Using applied health cases from around the world, students will learn how to conduct economic evaluations of health programs and how to evaluate the impact of social problems on the health of a community or population. They will also gain a solid understanding of how to influence behavior through the use of economic incentives.
The MHS in Health Economics is offered by the Department of International Health. Students will have the opportunity to conduct research in health economics and design health policies in relation to a variety of global health issues, such as:
- Maternal and neonatal care
- Humanitarian conflicts and natural disasters
- Chronic conditions such as diabetes, obesity and hypertension
- Poverty and access to health care
- Injury and trauma prevention
- Pharmaceuticals and access to drugs
This program is ideal for those who wish to work internationally and influence global policy.
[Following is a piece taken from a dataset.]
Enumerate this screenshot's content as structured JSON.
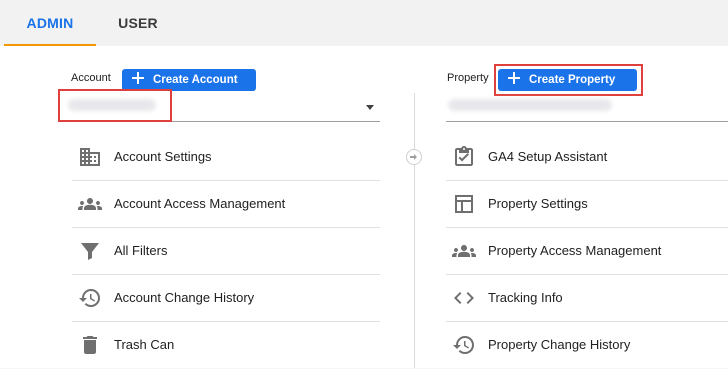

Graduates of the degree program have the opportunity to travel and work for major global organizations, and they conduct international work in health economics, both in low- and middle-income countries and developed nations. Read more about possible career options.
Antonio Trujillo, PhD, International Health
For Application or Administrative Questions contact:
Cristina Salazar, International Health